Work required:
Word for word, copy the entire listing.

Supplied records:
Start of Block
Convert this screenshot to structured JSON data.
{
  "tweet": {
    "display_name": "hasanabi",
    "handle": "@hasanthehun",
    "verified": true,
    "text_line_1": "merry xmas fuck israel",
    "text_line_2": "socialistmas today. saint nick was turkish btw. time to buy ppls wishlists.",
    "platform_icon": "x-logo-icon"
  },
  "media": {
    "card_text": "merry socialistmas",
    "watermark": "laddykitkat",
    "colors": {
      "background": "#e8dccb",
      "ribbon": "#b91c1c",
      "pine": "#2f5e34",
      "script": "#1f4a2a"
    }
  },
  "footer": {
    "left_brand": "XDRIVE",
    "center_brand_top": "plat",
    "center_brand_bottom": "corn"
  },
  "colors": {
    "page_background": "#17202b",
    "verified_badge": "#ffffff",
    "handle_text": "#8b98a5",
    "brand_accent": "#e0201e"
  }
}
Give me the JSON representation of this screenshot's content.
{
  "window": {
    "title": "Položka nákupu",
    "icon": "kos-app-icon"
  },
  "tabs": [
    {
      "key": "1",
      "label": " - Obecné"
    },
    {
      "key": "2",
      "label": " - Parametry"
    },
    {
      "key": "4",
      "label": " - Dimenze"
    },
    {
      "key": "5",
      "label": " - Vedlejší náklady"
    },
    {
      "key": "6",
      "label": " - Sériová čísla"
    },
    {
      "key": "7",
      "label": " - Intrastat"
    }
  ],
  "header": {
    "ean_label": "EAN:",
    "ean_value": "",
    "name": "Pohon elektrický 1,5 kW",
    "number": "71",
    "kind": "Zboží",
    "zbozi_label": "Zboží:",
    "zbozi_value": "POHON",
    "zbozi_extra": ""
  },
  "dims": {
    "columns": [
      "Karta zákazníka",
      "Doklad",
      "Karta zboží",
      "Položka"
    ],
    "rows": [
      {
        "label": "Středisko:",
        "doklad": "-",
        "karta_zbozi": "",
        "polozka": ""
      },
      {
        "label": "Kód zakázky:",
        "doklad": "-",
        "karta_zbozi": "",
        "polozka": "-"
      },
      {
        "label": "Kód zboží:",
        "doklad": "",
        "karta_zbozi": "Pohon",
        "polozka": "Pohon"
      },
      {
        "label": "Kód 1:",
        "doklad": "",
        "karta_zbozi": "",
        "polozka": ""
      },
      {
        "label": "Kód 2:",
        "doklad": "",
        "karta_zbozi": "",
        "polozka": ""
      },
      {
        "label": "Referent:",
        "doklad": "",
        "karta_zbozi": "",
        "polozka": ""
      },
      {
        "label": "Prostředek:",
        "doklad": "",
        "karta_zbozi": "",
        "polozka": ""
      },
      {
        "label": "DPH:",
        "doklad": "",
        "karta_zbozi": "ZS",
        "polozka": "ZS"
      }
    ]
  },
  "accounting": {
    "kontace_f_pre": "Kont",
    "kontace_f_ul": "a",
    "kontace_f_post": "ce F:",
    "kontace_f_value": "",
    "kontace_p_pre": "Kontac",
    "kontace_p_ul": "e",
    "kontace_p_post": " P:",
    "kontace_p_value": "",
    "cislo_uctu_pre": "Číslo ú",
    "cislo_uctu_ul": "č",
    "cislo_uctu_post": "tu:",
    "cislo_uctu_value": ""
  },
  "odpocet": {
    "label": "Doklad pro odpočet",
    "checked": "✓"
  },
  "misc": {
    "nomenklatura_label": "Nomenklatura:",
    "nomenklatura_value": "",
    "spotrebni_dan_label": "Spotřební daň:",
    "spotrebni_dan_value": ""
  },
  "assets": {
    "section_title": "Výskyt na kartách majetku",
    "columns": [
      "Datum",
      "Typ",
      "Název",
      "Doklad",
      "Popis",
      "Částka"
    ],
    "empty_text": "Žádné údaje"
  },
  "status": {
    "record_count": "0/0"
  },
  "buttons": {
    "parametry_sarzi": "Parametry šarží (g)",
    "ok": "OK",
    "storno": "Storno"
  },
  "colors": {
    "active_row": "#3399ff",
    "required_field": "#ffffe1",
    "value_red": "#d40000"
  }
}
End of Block
Written response:
Convert this screenshot to structured JSON data.
{
  "tweet": {
    "display_name": "hasanabi",
    "handle": "@hasanthehun",
    "verified": true,
    "text_line_1": "merry xmas fuck israel",
    "text_line_2": "socialistmas today. saint nick was turkish btw. time to buy ppls wishlists.",
    "platform_icon": "x-logo-icon"
  },
  "media": {
    "card_text": "merry socialistmas",
    "watermark": "laddykitkat",
    "colors": {
      "background": "#e8dccb",
      "ribbon": "#b91c1c",
      "pine": "#2f5e34",
      "script": "#1f4a2a"
    }
  },
  "footer": {
    "left_brand": "XDRIVE",
    "center_brand_top": "plat",
    "center_brand_bottom": "corn"
  },
  "colors": {
    "page_background": "#17202b",
    "verified_badge": "#ffffff",
    "handle_text": "#8b98a5",
    "brand_accent": "#e0201e"
  }
}
Give me the JSON representation of this screenshot's content.
{
  "window": {
    "title": "Položka nákupu",
    "icon": "kos-app-icon"
  },
  "tabs": [
    {
      "key": "1",
      "label": " - Obecné"
    },
    {
      "key": "2",
      "label": " - Parametry"
    },
    {
      "key": "4",
      "label": " - Dimenze"
    },
    {
      "key": "5",
      "label": " - Vedlejší náklady"
    },
    {
      "key": "6",
      "label": " - Sériová čísla"
    },
    {
      "key": "7",
      "label": " - Intrastat"
    }
  ],
  "header": {
    "ean_label": "EAN:",
    "ean_value": "",
    "name": "Pohon elektrický 1,5 kW",
    "number": "71",
    "kind": "Zboží",
    "zbozi_label": "Zboží:",
    "zbozi_value": "POHON",
    "zbozi_extra": ""
  },
  "dims": {
    "columns": [
      "Karta zákazníka",
      "Doklad",
      "Karta zboží",
      "Položka"
    ],
    "rows": [
      {
        "label": "Středisko:",
        "doklad": "-",
        "karta_zbozi": "",
        "polozka": ""
      },
      {
        "label": "Kód zakázky:",
        "doklad": "-",
        "karta_zbozi": "",
        "polozka": "-"
      },
      {
        "label": "Kód zboží:",
        "doklad": "",
        "karta_zbozi": "Pohon",
        "polozka": "Pohon"
      },
      {
        "label": "Kód 1:",
        "doklad": "",
        "karta_zbozi": "",
        "polozka": ""
      },
      {
        "label": "Kód 2:",
        "doklad": "",
        "karta_zbozi": "",
        "polozka": ""
      },
      {
        "label": "Referent:",
        "doklad": "",
        "karta_zbozi": "",
        "polozka": ""
      },
      {
        "label": "Prostředek:",
        "doklad": "",
        "karta_zbozi": "",
        "polozka": ""
      },
      {
        "label": "DPH:",
        "doklad": "",
        "karta_zbozi": "ZS",
        "polozka": "ZS"
      }
    ]
  },
  "accounting": {
    "kontace_f_pre": "Kont",
    "kontace_f_ul": "a",
    "kontace_f_post": "ce F:",
    "kontace_f_value": "",
    "kontace_p_pre": "Kontac",
    "kontace_p_ul": "e",
    "kontace_p_post": " P:",
    "kontace_p_value": "",
    "cislo_uctu_pre": "Číslo ú",
    "cislo_uctu_ul": "č",
    "cislo_uctu_post": "tu:",
    "cislo_uctu_value": ""
  },
  "odpocet": {
    "label": "Doklad pro odpočet",
    "checked": "✓"
  },
  "misc": {
    "nomenklatura_label": "Nomenklatura:",
    "nomenklatura_value": "",
    "spotrebni_dan_label": "Spotřební daň:",
    "spotrebni_dan_value": ""
  },
  "assets": {
    "section_title": "Výskyt na kartách majetku",
    "columns": [
      "Datum",
      "Typ",
      "Název",
      "Doklad",
      "Popis",
      "Částka"
    ],
    "empty_text": "Žádné údaje"
  },
  "status": {
    "record_count": "0/0"
  },
  "buttons": {
    "parametry_sarzi": "Parametry šarží (g)",
    "ok": "OK",
    "storno": "Storno"
  },
  "colors": {
    "active_row": "#3399ff",
    "required_field": "#ffffe1",
    "value_red": "#d40000"
  }
}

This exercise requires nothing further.